Spleens were isolated, cut into small pieces and passed through cell strainers, to obtain single cell suspensions. Red blood cells were lysed by two incubations (5 and 3 minutes at 37°C) of the splenocyte suspension in NH4Cl solution (0.83% w/v in 0.01M Tris/HCl; pH 7.2). Remaining cells were washed two times with ice-cold PBS containing 2% FCS.
Peritoneal lavage fluid was collected following killing of the mice. Five ml of ice-cold PBS containing 2% FCS was injected i.p. and the abdominal space was gently massaged. The lavage fluid was collected and centrifuged at 300 g for 10 minutes.
Flow cytometry analysis
Single cell suspensions (0.5 x 106 cells) were incubated for 15 minutes with the Fc-receptor-blocking antibodies anti-CD16/anti-CD32 (BD Biosciences Pharmingen, San Diego, CA, USA), washed with PBS supplemented with 2% FCS and then stained for 30 minutes with the indicated fluorescein isothiocyanate (FITC)-conjugated and phycoerythrin (PE)-conjugated antibodies. Cells were washed twice and fixed with 0.37% formaldehyde in PBS. FITC-conjugated anti-CD8, PE-conjugated anti-CD4, FITC-conjugated anti-CD11b, PE-conjugated anti-Gr-1 and PE-conjugated anti-F4/80 were purchased from eBioscience (San Diego, CA, USA). Cells were analyzed by a FACSCalibur flow cytometer and data were processed with the CellQuest software (Becton Dickinson).
Differential cell counting and histopathology analysis
Cells from spinal cord and brain and from other anatomical compartments were applied to slides by centrifugation at a density of approximately 105 cells/slide using a Shandon Cytospin 2. Cytospin preparations were stained with Hemacolor (Merck, Darmstadt, Germany) and leukocytes were identified on the basis of morphology.

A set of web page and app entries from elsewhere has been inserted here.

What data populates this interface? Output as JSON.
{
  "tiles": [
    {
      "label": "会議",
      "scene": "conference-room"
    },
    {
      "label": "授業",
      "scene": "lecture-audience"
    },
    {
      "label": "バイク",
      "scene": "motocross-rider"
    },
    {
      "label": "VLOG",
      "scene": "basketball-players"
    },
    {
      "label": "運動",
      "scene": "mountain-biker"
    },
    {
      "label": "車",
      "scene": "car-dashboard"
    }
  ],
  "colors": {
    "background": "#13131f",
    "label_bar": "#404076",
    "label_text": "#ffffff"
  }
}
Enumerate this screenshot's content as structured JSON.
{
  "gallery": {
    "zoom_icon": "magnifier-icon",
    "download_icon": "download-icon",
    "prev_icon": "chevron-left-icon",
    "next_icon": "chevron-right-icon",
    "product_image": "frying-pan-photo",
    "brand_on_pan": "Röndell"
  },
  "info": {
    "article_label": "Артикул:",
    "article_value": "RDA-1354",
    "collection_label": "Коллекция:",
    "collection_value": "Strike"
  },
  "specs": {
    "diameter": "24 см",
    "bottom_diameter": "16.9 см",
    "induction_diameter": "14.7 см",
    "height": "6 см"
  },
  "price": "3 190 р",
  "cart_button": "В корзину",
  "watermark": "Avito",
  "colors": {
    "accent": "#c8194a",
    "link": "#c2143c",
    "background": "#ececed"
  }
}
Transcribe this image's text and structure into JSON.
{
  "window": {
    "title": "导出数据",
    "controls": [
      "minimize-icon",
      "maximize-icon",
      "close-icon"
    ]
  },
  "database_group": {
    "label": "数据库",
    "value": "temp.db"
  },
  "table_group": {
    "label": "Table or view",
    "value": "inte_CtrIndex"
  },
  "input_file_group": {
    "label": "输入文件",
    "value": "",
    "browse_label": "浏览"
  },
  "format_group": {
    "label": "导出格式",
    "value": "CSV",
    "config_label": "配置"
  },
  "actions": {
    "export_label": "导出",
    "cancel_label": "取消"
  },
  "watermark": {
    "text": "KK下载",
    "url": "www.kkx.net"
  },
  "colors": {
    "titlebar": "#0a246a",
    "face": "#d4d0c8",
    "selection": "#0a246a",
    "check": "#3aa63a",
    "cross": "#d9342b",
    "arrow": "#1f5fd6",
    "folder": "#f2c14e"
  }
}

Five series of 100 cells from each slide were counted and the results were expressed as a percentage of the total cell count.

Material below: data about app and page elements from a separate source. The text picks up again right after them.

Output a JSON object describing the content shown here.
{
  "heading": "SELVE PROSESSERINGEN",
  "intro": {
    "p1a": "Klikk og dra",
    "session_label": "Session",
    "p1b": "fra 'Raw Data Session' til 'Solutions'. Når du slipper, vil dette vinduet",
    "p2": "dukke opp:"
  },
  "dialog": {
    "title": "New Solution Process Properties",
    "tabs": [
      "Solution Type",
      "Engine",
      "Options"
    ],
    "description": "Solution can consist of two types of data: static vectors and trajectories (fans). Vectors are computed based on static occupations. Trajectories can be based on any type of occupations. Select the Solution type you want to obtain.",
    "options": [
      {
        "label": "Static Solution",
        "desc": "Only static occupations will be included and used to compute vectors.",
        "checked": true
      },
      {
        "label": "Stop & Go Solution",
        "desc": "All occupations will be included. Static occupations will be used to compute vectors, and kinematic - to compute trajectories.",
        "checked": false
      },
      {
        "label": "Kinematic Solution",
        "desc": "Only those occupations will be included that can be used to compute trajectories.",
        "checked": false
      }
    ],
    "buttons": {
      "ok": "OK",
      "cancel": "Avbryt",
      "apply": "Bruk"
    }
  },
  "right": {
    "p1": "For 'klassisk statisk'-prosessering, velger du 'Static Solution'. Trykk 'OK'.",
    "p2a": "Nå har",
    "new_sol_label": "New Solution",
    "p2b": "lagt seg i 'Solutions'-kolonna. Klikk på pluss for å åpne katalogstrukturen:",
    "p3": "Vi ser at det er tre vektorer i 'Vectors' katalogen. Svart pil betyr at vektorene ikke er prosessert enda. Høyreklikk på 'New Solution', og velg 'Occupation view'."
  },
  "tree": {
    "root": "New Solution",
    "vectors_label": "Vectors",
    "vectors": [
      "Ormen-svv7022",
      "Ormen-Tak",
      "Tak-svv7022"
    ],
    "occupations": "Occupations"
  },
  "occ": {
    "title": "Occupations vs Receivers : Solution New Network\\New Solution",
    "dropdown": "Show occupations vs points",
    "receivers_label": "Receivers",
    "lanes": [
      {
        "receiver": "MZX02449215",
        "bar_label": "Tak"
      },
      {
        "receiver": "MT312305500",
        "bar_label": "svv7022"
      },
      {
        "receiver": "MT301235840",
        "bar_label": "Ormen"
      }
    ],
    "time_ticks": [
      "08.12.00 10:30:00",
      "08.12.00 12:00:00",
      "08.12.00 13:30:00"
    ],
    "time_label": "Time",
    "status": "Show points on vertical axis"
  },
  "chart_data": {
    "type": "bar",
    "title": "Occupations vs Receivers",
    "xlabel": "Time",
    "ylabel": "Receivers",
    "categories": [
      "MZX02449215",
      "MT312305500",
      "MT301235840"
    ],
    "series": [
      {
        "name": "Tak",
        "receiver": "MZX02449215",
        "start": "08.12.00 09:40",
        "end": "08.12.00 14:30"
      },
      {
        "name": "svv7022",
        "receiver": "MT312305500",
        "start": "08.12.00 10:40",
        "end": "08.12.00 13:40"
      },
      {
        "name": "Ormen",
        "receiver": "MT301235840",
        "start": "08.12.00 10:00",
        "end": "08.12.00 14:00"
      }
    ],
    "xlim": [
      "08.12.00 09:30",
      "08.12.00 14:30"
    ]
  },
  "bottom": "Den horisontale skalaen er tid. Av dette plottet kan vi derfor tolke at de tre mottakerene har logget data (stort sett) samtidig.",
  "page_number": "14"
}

Spinal cords and brains were fixed in 4% formalin. Four micron thick paraffin sections were stained with H & E and scored for signs of neuroinflammation by two independent observers.
Differences in the clinical course of EAE were analyzed by Wilcoxon’s non-parametric test or, where appropriate, by the Chi-square test with Yates’ correction. Significant differences between groups were evaluated using a non-parametric Mann Whitney test. All P values of 0.05 or less were considered significant.